Microsoft accquires Multimap

Microsoft has acquired UK based map service Multimap for a rumoured £25 million. With online map services being a frequently visited resource by browsers, this appears to be Microsoft's attempt to hook into the UK/EU map market, where it has a very small foothold with its late appearance to that sector.
I like many others, used Multimap extensively and exclusively back in the 2000 – 2005 era.
Sadly, Multimap did not seem to evolve, yes there were changes to the website and the use of the mapping tools. The main change that I encountered was the increase of adverts, which combined with a general slow down of the website; it really was a pain to use on my NT4 – IE5.5 machine.
Admittedly, it has all changed again and now has that smooth and slick feeling to it, using Ajax and drag-drop scrolling. There are still some adverts on the website and when I last visited it attempted to open a popup window.
Was it all too little, too late?
When Google maps appeared on the scene, it changed how maps were used and accessed online. Gone was the continual refreshing of the page and trying to focus on a place that was halfway between two sections of a map. It was quicker and less cluttered and didn't offer you cheap hotels on every screen.
I would guess Microsoft would be looking to link in this newly acquired service with its existing products, so expect Live Search to make an appearance soon along with the advertise side of things when the current contracts end.

Is it a butterfly?

Microsoft has set up a research website (http://www.inkblotpassword.com) that allows users to generate a password, based on a random series of inkblots that the user links to a keyword. The first and last letters of that word are entered by the user and so starts the base of their password.

The first thing you will notice on this site is that it uses another Microsoft research project asirra (http://research.microsoft.com/asirra/). On choosing your username and playing the “guess the animal right” game, you get to the generate password screen.

The Inkblots are stacked up in 2 rows allowing you to enter 2 different passwords based on the images. You can customise the number of images to show from 5 to 10, effectively limiting the password length between 10 and 20 characters in length.

The about page hints that this system can lead to highly randomised yet memorable passwords increasing security, Yet it's recommended you don't use your account for any important data.

In an effort to maximise the potential of this system it is run on a OpenID server and allows single sign-on usage using Open ID, across any website that supports the
Protocol.

Therefore, a different approach to password generation, can allow the user more chance to create visual relationships in order to remember their password.

It leaves me with two questions.
The first was originally a little fun, hence the blog title but then the second occurred to me.

1) How many passwords will contain the letters “by” (butterfly)? 🙂
2) And could all those butterlfies be a potential security risk?

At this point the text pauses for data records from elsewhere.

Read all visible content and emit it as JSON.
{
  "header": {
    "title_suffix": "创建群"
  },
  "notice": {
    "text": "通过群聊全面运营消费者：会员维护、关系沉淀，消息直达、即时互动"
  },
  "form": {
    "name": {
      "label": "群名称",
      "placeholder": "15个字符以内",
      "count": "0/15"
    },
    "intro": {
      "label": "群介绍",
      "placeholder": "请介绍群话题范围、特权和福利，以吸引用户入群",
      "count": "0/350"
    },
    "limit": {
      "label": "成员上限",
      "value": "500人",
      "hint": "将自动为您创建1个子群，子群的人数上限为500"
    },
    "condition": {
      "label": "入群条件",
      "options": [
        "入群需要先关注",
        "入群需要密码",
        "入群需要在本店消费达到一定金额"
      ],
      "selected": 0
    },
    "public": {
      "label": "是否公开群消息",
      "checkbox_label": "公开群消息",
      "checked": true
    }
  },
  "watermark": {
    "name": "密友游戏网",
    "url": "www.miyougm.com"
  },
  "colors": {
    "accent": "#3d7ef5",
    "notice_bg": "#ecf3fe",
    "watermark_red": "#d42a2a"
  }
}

Prawn to be wild

Everyones favourite online prawn returns to the internet with funding by T-Mobile. In a 12 part mini-series of games telling the tale of how he end up on the moon and also to advertise T-mobile.
In the games you control the boy prawn as he interacts with alot of familiar faces from Weebl's website.

If you haven't played any of the game yet I advise that you head on over to the website get started on the first game.

We all scream for IMAP

It appears that Google is now offering IMAP on their email accounts. Although POP3 support has been in place since late 2004, the one key element that was missing was the Internet Message Access Protocol.

This has been a missing feature that has been a barrier for many potential users looking to migrate to google mail. With the introduction of this feature users will be able to access and interact with their inbox from multiple devices (PC, Laptop, Mobile, PDA). This provide users with more flexibility on how they manage and manipulate their inbox, no-matter which device they choose logon from.

This sole feature could be the element that opens the door for Google where business customers are concerned. As part of their Google Apps (http://www.google.com/a/) for Businesses, Gmail is thrown in, as part of the bundle.

While POP3 was the only method for retrieving emails from devices unless you used the Ajax-rich online client, the users' experience was somewhat limited.

I doubt if I'd be wrong in saying the targetted/potential audience for this protocol is more within the business sector, moreso than your standard home user.

Source: http://googleblog.blogspot.com/2007/10/free-imap-for-gmail.html